By Megan O'Neil, megan.oneil@latimes.com | October 7, 2011
The blacktop at Washington Elementary School was transformed Friday into an explosive canvas of color as Nickelodeon artists helped students celebrate the 11th annual California Arts Day. “I love that we just get to express ourselves and draw what we love,” said fifth-grader Alexandria Llamas, 10, as she and classmates labored over chalk drawings. Washington Elementary has marked Arts Day with a chalk festival for about a decade, said Principal Arlene Mooradian-Zenian, and it is more anticipated and beloved than any of the traditional holidays.
NEWS
By Brian McGackin | September 10, 2010
I just finished reading "Intwine," Burbank author Christina Moss' debut novel, and for the life of me I cannot tell if I loved or hated it. "Intwine" tells the story of Juliette Greenmoss, a Burbank resident whose life is flipped upside-down when she falls in love with an interstellar rock-star prince named Seth. Think "Twilight," but with aliens. Moss calls the genre "young adult science fiction romance. " Like many others, I'm personally sick of seeing vampires everywhere, but instead of being a departure from the zeitgeist, forbidden alien love feels like more of the same.
ENTERTAINMENT
By James Petrillo | March 27, 2010
In the entertainment business, a tough sell will always be a tough sell. No matter how great a play or TV show turns out, getting a large audience to experience anything with dark subject matter is next to impossible. For example, right now you couldn’t pay someone to watch an Iraq war movie, even if it stars Matt Damon.
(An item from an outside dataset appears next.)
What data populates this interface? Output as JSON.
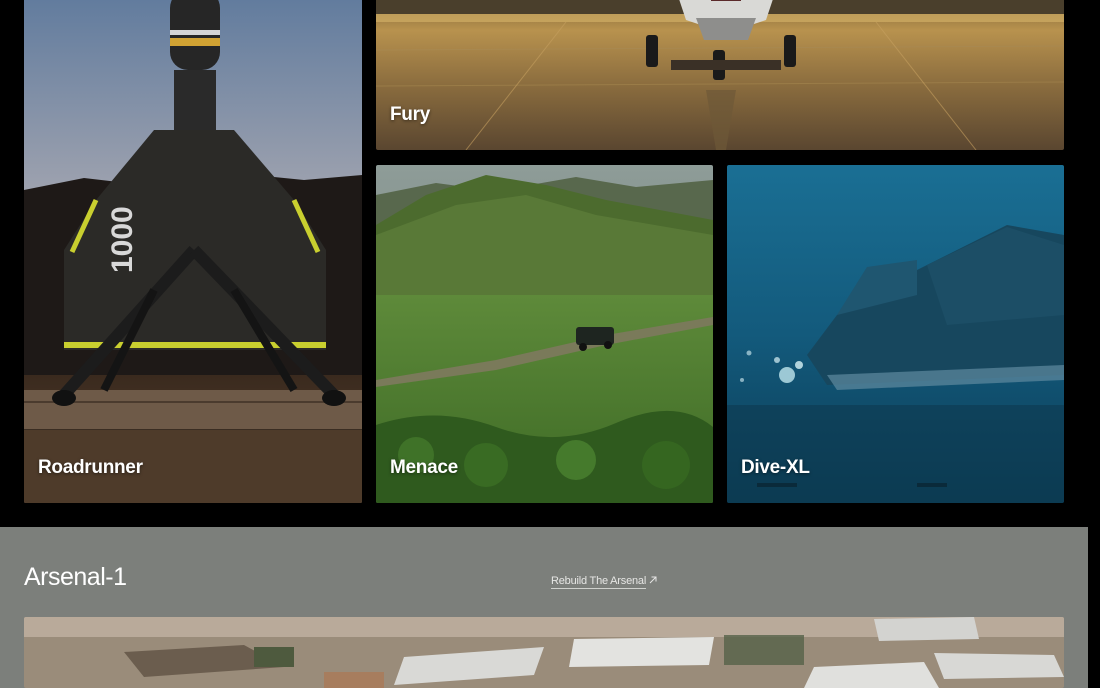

And recently receiving a Best Picture award didn’t change the fact that very few people actually bought a ticket to see “The Hurt Locker” in theaters.
Burbank Leader Articles Burbank Leader Articles
|